### Task item
Once the line with "What data populates" is found, write it out along with every line after it, exactly, up to the last line of the entries below. Exclude pictures.

### Web page and app entries
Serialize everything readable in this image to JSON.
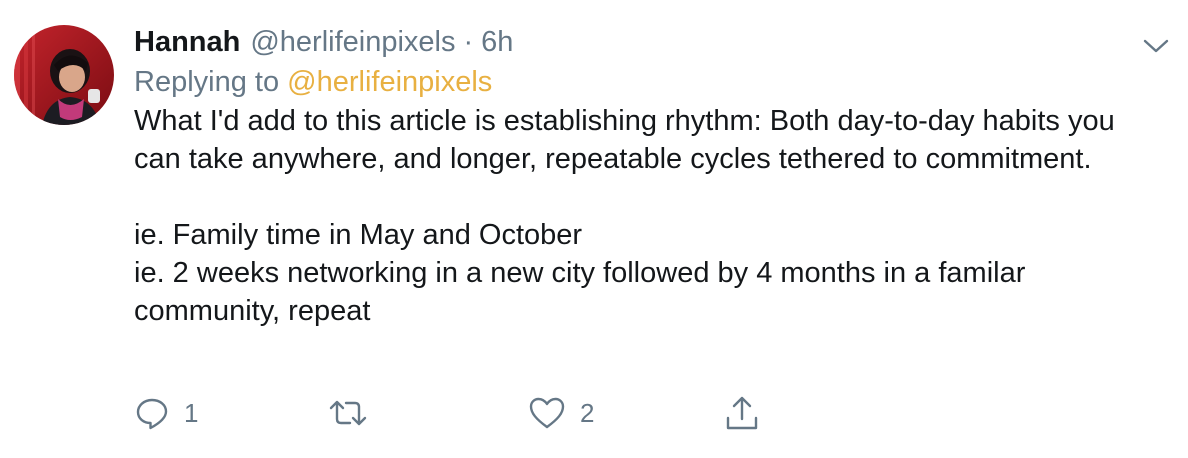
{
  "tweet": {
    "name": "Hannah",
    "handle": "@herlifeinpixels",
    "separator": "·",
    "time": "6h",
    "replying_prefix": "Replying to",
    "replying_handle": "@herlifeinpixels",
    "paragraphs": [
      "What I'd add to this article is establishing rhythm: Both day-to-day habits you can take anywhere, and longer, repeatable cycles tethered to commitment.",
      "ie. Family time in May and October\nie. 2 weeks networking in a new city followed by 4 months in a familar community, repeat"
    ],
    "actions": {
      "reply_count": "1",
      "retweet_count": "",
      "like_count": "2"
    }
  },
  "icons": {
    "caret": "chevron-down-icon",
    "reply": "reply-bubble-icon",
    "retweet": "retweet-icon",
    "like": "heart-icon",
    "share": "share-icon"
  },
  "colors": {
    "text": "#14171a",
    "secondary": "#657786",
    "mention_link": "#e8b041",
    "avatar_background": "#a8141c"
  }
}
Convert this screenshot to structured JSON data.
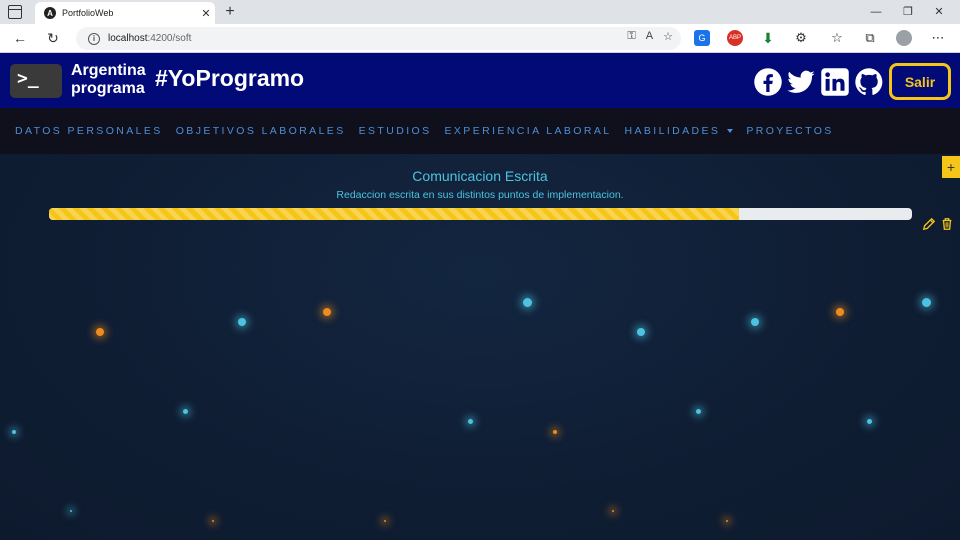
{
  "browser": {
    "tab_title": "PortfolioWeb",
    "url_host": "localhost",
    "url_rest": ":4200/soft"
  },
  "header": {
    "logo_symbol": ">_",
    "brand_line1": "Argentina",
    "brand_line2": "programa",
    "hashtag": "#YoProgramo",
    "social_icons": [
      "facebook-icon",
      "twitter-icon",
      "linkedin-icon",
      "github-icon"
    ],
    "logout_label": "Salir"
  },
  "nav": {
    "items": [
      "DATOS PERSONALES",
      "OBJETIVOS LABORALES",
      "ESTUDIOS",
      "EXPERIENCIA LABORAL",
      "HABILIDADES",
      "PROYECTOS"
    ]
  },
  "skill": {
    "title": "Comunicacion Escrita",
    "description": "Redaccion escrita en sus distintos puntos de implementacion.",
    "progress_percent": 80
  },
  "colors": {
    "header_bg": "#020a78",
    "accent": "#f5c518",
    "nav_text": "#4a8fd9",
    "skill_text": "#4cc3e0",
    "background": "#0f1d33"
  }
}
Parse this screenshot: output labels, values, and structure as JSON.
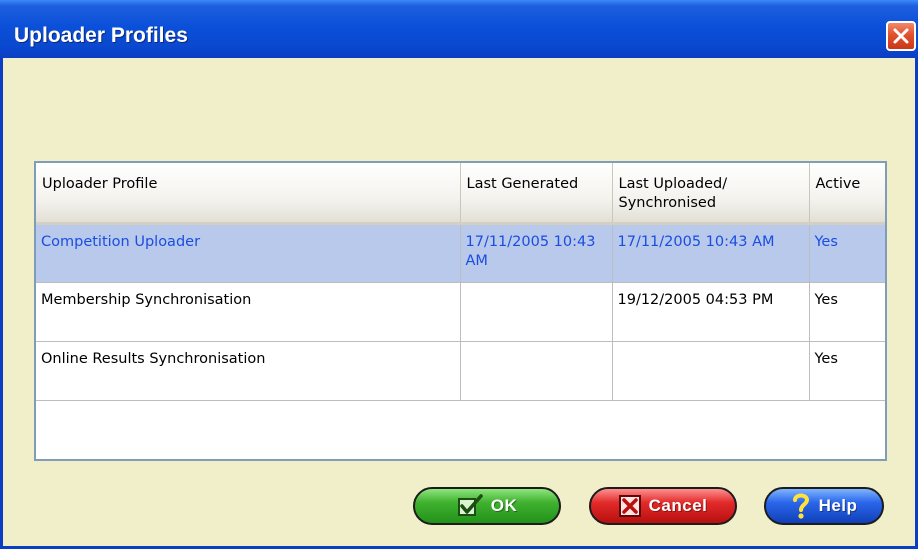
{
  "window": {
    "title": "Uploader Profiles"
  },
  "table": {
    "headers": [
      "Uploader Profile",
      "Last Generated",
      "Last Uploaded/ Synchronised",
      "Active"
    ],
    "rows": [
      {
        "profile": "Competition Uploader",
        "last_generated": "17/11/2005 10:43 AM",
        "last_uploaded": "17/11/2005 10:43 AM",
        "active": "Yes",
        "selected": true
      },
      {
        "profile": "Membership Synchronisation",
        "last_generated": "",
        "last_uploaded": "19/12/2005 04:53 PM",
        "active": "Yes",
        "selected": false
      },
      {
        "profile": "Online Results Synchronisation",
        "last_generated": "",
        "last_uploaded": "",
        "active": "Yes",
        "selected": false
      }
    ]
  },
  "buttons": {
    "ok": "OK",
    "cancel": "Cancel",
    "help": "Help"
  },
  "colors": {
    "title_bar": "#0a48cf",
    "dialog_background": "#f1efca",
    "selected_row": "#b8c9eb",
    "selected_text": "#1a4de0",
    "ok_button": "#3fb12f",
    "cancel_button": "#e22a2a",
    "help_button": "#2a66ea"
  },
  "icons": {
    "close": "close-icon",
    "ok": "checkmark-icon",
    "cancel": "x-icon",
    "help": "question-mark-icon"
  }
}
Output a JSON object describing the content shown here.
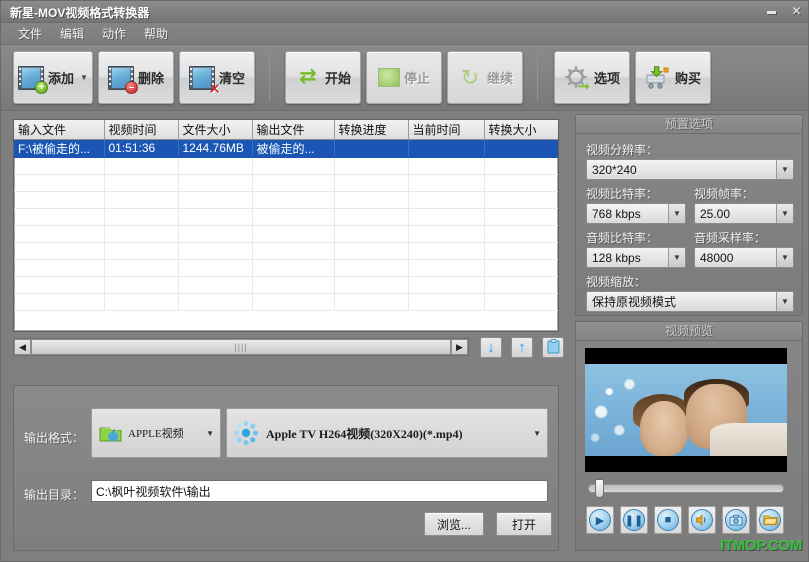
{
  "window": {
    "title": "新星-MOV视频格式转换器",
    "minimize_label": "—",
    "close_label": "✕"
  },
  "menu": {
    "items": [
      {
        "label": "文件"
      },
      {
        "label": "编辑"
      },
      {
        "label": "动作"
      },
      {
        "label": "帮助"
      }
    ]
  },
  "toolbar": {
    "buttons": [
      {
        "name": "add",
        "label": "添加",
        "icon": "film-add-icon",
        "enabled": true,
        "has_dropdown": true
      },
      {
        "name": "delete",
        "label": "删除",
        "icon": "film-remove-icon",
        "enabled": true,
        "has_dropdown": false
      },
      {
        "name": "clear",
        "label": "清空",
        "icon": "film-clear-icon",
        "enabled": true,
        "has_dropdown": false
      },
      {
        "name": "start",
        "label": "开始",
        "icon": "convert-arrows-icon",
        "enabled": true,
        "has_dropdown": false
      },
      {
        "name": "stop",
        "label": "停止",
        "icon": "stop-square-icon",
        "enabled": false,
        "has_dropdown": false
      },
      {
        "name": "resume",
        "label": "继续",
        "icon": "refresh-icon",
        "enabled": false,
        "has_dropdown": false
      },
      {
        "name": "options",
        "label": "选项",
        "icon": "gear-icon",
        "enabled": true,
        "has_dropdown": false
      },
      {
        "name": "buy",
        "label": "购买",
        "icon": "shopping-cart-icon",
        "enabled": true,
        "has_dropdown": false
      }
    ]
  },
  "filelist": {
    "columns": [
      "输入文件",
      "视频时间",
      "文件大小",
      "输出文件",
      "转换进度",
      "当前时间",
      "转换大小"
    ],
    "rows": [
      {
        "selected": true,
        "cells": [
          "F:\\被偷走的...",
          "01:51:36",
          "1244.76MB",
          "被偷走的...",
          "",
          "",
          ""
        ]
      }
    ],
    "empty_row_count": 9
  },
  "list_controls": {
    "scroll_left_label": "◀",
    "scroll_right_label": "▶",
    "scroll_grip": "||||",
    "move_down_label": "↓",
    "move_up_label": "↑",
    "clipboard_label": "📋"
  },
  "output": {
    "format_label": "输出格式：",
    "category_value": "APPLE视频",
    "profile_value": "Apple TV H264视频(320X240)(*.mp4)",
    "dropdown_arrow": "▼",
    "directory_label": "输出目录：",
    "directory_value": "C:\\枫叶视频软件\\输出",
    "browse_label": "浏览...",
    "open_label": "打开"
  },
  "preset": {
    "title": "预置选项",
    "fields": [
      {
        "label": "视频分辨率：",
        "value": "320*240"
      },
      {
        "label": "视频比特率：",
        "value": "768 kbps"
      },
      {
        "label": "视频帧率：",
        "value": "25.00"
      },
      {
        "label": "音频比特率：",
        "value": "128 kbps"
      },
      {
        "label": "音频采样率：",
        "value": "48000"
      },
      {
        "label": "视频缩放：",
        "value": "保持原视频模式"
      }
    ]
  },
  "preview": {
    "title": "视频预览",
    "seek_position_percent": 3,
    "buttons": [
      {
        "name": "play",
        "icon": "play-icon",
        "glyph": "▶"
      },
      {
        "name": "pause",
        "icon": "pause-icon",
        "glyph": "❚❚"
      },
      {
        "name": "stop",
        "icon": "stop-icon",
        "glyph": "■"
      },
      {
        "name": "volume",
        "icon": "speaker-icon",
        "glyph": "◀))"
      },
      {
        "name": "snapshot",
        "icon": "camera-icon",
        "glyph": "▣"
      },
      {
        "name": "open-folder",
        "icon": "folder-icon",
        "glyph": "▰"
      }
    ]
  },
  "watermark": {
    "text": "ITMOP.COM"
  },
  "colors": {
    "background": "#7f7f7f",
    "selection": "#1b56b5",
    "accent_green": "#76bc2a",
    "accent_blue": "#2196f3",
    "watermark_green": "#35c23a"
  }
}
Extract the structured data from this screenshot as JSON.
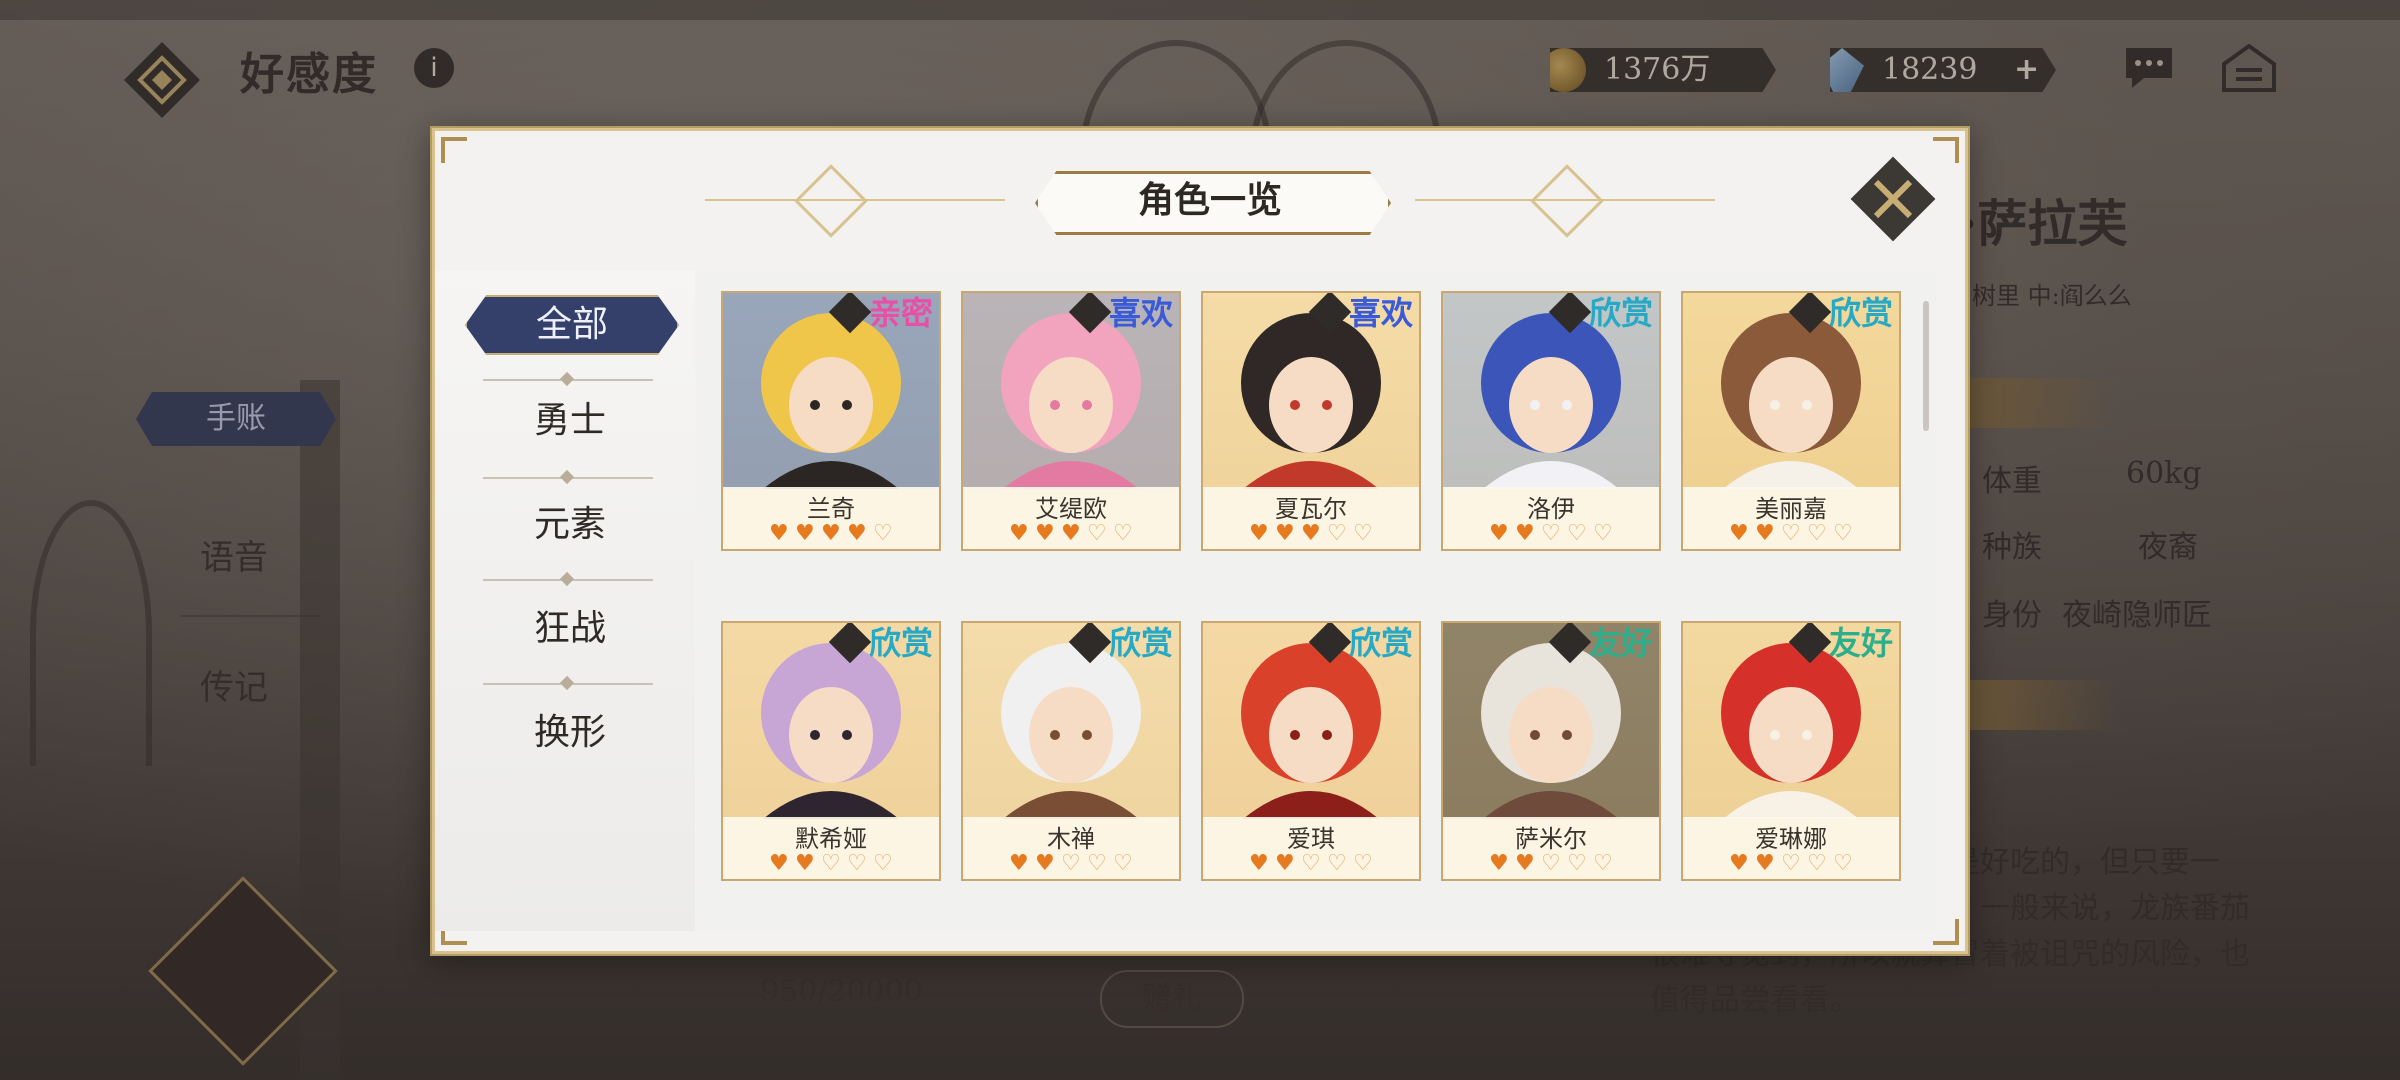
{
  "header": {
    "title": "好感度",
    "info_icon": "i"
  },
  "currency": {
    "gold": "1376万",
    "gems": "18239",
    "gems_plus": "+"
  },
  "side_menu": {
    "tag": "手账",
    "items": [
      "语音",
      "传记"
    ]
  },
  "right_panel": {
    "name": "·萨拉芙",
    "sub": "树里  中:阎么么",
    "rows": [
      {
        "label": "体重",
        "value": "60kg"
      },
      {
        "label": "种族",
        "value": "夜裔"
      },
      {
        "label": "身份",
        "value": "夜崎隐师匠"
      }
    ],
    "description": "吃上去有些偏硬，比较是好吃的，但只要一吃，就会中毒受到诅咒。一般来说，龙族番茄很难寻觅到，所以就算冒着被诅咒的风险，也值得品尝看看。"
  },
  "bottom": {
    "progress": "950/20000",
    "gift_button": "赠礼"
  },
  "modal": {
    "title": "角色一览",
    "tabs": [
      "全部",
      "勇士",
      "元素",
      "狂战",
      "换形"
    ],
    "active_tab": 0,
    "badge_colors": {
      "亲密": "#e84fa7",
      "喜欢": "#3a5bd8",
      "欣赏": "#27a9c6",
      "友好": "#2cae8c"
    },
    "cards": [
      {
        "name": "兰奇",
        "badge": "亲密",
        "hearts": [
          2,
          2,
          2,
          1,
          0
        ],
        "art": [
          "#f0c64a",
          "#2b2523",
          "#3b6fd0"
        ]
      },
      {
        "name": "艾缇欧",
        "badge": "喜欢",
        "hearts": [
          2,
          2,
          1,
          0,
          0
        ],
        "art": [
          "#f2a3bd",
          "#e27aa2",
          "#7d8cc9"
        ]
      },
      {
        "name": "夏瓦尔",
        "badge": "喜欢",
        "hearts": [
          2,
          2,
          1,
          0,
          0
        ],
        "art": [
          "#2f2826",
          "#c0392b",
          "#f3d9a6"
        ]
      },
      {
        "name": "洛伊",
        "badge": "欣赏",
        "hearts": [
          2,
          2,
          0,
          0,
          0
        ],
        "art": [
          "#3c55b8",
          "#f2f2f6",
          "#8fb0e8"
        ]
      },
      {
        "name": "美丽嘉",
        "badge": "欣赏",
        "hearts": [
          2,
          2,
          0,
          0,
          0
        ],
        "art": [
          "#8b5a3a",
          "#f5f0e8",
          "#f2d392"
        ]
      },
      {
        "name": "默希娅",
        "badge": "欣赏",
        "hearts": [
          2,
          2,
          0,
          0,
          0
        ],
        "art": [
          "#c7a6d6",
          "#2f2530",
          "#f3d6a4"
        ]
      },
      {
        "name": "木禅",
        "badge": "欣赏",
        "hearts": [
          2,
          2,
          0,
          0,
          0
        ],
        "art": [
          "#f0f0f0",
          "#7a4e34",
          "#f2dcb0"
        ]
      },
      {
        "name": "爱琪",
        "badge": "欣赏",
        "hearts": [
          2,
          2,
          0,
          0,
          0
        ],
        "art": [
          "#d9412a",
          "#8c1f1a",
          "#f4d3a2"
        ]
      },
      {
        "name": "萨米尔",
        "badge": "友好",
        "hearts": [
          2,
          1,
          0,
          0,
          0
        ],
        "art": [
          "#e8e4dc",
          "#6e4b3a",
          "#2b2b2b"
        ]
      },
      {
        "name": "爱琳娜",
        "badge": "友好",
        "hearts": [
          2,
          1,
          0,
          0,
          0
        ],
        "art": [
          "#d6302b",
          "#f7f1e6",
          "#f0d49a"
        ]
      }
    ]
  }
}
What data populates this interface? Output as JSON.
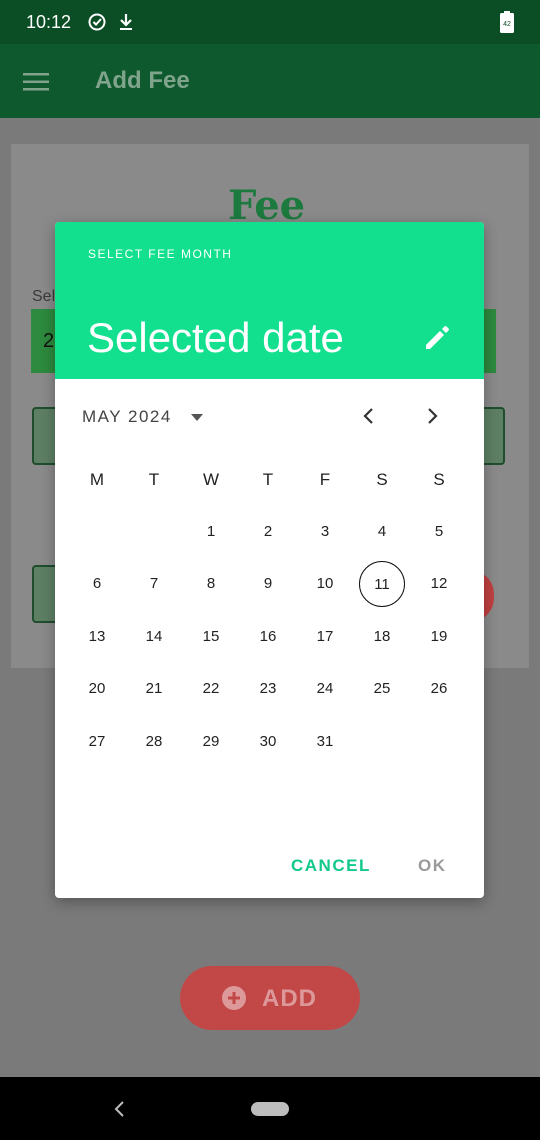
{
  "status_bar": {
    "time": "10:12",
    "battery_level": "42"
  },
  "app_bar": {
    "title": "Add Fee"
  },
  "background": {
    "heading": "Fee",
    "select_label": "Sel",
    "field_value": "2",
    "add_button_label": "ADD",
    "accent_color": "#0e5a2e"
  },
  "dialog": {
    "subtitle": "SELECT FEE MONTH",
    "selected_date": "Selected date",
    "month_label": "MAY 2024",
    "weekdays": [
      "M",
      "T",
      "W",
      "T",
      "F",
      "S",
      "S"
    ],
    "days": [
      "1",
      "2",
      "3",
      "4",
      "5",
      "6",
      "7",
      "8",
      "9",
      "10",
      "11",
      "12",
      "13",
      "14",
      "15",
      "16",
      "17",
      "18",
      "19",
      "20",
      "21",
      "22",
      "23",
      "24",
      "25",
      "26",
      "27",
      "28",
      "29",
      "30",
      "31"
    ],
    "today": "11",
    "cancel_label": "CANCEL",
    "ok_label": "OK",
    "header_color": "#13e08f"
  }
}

### Task answer
What data populates this interface? Output as JSON.
{
  "status_bar": {
    "time": "10:12",
    "battery_level": "42"
  },
  "app_bar": {
    "title": "Add Fee"
  },
  "background": {
    "heading": "Fee",
    "select_label": "Sel",
    "field_value": "2",
    "add_button_label": "ADD",
    "accent_color": "#0e5a2e"
  },
  "dialog": {
    "subtitle": "SELECT FEE MONTH",
    "selected_date": "Selected date",
    "month_label": "MAY 2024",
    "weekdays": [
      "M",
      "T",
      "W",
      "T",
      "F",
      "S",
      "S"
    ],
    "days": [
      "1",
      "2",
      "3",
      "4",
      "5",
      "6",
      "7",
      "8",
      "9",
      "10",
      "11",
      "12",
      "13",
      "14",
      "15",
      "16",
      "17",
      "18",
      "19",
      "20",
      "21",
      "22",
      "23",
      "24",
      "25",
      "26",
      "27",
      "28",
      "29",
      "30",
      "31"
    ],
    "today": "11",
    "cancel_label": "CANCEL",
    "ok_label": "OK",
    "header_color": "#13e08f"
  }
}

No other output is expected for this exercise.